In 1936, the BBC set up a television service, in which Madden joined Gerald Cock, its recently appointed head. After an experimental broadcast in August, the regular service began on 2 November.[1] On that day's schedule, Dallas Bower produced an afternoon variety programme starring Adele Dixon and Buck and Bubbles, and Madden devised and produced the first in a long series titled Picture Page, A Magazine of Topical and General Interest.[3] Radio Times commented the following year, "A characteristic of Cecil Madden's Picture Page that has made it a distinctive part of television programmes has been its unfailing topicality".[4] Madden secured a wide range of guests, ranging from the Sultan of Zanzibar to the conductors Wilhelm Furtwängler and Fritz Reiner, the contract bridge expert Ely Culbertson, the educator Maria Montessori, the theatre director Sir Barry Jackson, politicians, sportsmen and women and others.[4] Until television shut down in September 1939 for the duration of the Second World War, Madden organised and produced live programmes of variety, ballets, and drama. He sometimes appeared in front of the cameras as presenter.[4]

On the outbreak of war, Madden returned to radio. In 1940 he was appointed head of the BBC's overseas entertainment unit, broadcasting to Commonwealth forces serving abroad.[1] He presented the American Eagle in Britain programme from 17 November 1940 to 9 September 1945; The Times commented that it earned Madden the title of the "GI's friend".[2] He also produced the popular Variety Bandbox.[2] Madden's artists included Bing Crosby and Bob Hope, Marlene Dietrich, Gertrude Lawrence, and George Raft; Glenn Miller conducted the band. Among younger artists discovered by Madden were Petula Clark and the Beverley Sisters.[1]

When television reopened on 7 June 1946, Madden returned to his former post. He scheduled new programmes including This Is Your Life and What's My Line.[2] In 1950-51 he was in charge of children's programmes, and is credited by The Times with transforming children's television from "a whimsy affair" into "an intelligent and entertaining show".[2] He then became assistant to the controller of television programmes and worked mostly in management rather than producing, until his retirement from the BBC in 1964.[1]

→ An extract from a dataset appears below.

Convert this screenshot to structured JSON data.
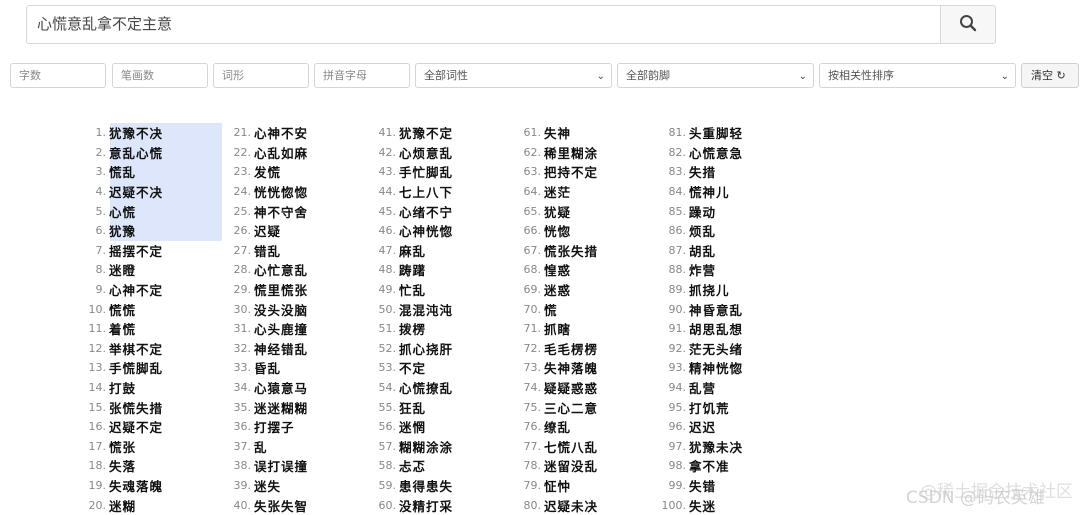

Madden, a resident of Chelsea, died in Westminster Hospital, London on 27 May 1987.[1]


  1. ^ a b c d e f g h Averill, June. "Madden, Cecil Charles (1902–1987), radio and television producer", Oxford Dictionary of National Biography, Oxford University Press. retrieved 28 February 2018 (subscription or UK public library membership required)
  2. ^ a b c d e "Obituary: Cecil Madden", The Times, 29 May 1987, p. 18
  3. ^ Listings Archived 2016-11-05 at the Wayback Machine, Radio Times, 2 November 1936, BBC Genome, retrieved 28 February 2018
  4. ^ a b c Cecil Madden Archived 2018-02-28 at the Wayback Machine, BBC Genome, retrieved 28 February 2018